Required work: Every line in the entries where "Abre" is found should be copied.

┌─ Excerpted records

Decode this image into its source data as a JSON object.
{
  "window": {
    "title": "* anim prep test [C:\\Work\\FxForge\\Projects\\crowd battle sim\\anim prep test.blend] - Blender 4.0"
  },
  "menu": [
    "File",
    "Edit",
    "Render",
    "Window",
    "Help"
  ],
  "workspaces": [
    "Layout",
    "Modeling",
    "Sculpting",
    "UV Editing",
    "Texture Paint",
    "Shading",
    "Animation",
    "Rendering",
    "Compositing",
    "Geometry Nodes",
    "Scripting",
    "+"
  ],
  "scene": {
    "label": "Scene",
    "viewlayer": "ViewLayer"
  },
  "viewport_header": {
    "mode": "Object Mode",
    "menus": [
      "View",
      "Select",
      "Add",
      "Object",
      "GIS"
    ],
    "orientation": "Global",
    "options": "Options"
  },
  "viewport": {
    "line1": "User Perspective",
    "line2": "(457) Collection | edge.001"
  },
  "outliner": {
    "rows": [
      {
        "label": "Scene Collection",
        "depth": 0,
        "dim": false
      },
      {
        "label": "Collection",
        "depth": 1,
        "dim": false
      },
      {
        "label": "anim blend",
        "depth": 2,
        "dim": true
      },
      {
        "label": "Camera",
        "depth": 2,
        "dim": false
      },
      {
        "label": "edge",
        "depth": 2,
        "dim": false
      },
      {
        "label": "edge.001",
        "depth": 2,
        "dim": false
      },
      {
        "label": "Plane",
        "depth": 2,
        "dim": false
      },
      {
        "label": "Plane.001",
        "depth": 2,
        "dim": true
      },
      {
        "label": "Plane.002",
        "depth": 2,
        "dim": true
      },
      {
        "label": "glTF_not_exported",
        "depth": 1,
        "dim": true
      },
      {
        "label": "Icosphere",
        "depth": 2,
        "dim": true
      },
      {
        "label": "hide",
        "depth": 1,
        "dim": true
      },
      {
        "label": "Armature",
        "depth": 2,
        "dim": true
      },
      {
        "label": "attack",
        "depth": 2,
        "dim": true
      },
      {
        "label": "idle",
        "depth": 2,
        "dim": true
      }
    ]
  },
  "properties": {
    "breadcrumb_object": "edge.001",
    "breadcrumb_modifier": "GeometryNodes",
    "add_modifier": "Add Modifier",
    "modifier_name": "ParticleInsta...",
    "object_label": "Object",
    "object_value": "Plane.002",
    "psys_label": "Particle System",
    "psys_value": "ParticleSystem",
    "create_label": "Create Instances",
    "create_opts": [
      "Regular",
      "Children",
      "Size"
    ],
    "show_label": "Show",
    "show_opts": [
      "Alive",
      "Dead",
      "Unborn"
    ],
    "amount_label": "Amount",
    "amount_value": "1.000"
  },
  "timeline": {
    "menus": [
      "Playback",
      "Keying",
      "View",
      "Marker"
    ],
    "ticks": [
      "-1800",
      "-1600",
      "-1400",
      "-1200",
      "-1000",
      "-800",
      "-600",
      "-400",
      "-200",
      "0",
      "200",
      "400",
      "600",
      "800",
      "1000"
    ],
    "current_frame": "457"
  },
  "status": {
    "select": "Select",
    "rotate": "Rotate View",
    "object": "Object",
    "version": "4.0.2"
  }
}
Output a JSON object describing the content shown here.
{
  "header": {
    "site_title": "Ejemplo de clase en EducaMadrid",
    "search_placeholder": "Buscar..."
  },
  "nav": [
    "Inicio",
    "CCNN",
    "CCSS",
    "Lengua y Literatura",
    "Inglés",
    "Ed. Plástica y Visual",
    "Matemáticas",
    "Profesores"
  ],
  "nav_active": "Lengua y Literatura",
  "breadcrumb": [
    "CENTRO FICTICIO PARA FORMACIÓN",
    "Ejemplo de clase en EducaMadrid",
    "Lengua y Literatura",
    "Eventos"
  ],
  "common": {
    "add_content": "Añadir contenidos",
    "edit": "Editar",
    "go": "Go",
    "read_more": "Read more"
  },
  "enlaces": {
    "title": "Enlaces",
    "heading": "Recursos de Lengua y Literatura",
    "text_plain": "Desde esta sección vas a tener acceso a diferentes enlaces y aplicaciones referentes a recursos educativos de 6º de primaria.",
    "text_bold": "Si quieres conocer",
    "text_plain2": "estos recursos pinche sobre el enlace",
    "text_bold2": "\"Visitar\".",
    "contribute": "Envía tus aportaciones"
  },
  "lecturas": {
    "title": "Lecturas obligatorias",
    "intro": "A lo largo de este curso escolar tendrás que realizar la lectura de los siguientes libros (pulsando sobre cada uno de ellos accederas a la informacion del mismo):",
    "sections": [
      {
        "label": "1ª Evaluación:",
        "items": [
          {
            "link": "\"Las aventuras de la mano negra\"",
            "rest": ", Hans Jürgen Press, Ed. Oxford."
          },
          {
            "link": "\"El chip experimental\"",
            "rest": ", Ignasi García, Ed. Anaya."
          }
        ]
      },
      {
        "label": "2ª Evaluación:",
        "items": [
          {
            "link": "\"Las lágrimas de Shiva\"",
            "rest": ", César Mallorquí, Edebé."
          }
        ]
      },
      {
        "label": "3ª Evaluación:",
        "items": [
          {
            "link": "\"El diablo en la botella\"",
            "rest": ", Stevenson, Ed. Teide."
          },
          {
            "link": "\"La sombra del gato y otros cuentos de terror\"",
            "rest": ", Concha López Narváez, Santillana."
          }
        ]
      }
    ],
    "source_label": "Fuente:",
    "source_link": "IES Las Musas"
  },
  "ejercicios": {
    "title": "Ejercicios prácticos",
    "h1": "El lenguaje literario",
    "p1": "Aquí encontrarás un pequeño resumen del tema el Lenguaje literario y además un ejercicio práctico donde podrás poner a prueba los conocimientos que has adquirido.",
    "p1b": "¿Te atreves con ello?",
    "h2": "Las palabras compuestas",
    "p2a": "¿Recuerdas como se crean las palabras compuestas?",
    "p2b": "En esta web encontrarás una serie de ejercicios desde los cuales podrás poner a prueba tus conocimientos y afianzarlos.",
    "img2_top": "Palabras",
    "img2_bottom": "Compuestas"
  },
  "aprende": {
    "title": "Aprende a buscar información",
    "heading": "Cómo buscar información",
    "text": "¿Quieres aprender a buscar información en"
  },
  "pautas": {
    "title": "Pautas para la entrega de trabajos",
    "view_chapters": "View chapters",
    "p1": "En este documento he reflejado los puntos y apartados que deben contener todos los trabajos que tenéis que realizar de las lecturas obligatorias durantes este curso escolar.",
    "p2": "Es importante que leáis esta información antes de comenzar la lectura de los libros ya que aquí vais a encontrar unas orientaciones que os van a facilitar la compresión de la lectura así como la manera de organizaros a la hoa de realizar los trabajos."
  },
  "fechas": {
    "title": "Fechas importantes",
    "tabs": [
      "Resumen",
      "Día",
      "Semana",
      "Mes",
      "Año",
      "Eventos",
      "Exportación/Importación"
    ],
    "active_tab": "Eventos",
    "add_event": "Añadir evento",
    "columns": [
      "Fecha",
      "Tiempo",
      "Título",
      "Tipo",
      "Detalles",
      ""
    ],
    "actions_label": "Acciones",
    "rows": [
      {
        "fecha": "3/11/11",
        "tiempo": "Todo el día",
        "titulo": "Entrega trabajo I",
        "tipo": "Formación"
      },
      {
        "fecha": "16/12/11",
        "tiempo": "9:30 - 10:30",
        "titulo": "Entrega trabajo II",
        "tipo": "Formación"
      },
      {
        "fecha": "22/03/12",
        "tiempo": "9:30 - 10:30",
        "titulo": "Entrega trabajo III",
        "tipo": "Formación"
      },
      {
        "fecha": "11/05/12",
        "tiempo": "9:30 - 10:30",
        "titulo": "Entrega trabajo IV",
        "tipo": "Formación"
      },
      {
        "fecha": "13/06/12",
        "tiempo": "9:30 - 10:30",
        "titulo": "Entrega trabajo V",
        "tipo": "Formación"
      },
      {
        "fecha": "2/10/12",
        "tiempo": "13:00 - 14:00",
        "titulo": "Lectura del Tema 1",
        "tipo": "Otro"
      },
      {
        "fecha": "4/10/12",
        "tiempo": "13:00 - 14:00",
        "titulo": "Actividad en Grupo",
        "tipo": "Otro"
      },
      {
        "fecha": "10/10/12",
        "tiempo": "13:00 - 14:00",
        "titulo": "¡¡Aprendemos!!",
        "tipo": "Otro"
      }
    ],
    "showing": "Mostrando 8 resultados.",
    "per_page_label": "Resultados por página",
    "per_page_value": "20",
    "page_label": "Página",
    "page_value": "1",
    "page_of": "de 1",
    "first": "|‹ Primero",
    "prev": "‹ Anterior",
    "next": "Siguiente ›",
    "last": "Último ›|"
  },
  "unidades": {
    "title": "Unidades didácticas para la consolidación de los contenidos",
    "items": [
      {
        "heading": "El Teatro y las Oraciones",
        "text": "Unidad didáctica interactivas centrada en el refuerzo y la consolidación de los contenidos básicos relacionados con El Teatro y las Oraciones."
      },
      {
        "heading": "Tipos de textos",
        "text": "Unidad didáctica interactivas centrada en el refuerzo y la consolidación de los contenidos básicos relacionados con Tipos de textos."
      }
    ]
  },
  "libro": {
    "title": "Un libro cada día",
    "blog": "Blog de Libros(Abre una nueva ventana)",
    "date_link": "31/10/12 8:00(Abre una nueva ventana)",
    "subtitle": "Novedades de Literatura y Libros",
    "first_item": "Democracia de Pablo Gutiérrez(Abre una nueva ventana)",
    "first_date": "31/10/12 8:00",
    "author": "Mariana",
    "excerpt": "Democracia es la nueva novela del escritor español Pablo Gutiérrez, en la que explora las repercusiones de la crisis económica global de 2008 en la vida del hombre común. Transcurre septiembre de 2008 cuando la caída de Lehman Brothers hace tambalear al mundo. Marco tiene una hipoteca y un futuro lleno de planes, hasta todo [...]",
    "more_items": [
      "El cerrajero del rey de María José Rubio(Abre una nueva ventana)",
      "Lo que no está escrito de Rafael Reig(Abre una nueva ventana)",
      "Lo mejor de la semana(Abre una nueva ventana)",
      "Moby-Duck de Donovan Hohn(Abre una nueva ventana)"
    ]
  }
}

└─

Response to the task:
    "blog": "Blog de Libros(Abre una nueva ventana)",
    "date_link": "31/10/12 8:00(Abre una nueva ventana)",
    "first_item": "Democracia de Pablo Gutiérrez(Abre una nueva ventana)",
      "El cerrajero del rey de María José Rubio(Abre una nueva ventana)",
      "Lo que no está escrito de Rafael Reig(Abre una nueva ventana)",
      "Lo mejor de la semana(Abre una nueva ventana)",
      "Moby-Duck de Donovan Hohn(Abre una nueva ventana)"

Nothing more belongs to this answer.